Thank you for contacting JustAnswer.
I am sorry to hear about the problems you are experiencing with your wife. While I cannot diagnose her, it sounds as if her symptoms are suggestive of depression as well as possibly hoarding. Hoarding can be a difficult issue since many hoarders may not see a problem with their behavior, thus making them unwilling to consider treatment for it. Hoarding is sometimes associated with Obsessive Compulsive Disorder. It is a collection of irrational behaviors that defy reason and can be particularly frustrating to those who live with the hoarder since they do not respond to logic about this behavior. Intensive therapy can be quite helpful for those who suffer from this condition, but the individual does have to agree to treatment for it to be effective.
You may find the following website to be helpful in giving more information about the condition of hoarding and help for families of those who hoard: http://www.ocfoundation.org/hoarding/family.aspx
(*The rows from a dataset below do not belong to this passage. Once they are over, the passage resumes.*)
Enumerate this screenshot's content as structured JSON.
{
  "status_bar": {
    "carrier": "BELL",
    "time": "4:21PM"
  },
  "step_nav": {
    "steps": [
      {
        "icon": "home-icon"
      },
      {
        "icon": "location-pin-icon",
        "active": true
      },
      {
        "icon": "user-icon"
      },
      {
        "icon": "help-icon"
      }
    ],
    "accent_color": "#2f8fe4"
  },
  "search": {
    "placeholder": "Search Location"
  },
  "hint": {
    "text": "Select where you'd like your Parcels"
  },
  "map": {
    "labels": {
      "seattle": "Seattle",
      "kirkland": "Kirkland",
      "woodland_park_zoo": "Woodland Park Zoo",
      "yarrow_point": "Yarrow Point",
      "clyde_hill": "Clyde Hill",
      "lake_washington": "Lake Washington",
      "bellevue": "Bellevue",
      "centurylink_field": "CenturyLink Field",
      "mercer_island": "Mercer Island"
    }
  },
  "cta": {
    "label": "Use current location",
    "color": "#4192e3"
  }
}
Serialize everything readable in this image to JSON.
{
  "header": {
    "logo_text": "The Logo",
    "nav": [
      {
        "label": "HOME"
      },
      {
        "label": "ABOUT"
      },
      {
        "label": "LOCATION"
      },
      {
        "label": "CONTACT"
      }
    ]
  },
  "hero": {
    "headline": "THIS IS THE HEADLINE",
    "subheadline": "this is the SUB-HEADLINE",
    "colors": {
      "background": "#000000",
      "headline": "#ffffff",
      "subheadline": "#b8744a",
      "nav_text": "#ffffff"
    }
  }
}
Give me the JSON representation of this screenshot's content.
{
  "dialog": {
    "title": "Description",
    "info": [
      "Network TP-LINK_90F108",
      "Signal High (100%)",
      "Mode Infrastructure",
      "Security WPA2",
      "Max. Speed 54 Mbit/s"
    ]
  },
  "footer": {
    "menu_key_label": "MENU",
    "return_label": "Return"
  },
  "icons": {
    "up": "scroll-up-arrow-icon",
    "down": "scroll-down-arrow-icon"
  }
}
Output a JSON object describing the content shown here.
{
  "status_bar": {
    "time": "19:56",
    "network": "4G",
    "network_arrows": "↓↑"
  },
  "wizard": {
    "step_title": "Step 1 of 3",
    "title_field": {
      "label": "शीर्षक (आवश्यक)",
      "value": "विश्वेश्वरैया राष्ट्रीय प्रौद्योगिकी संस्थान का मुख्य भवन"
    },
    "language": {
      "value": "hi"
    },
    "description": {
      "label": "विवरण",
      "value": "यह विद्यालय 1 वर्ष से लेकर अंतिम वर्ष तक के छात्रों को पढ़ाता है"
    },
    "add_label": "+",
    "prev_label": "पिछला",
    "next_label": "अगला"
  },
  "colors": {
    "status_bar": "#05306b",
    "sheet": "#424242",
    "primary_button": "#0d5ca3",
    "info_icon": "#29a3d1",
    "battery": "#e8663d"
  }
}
You may need to set limits on the credit cards, as well as limiting her access to money, until she is willing to get this problem under control. This is a serious problem, and letting her know how concerned you are, as well as setting limits that you are able to set is one step, however, ultimately she will need to be willing to face her problem, with the help of a professional, in order to bring it under control. Symptoms such as these often develop when someone is uncomfortable in feeling their feelings in a safe way. Your wife needs your support, and your encouragement to help her to be willing to seek treatment. Perhaps writing her a letter, or having friends and family express their encouragement of her meeting with a psychologist could be enough to convince her. Be clear, but kind, about how much this is upsetting you and how important you believe it is to get treatment to help with this problem.
I hope this is helpful. Please let me know if I can help further.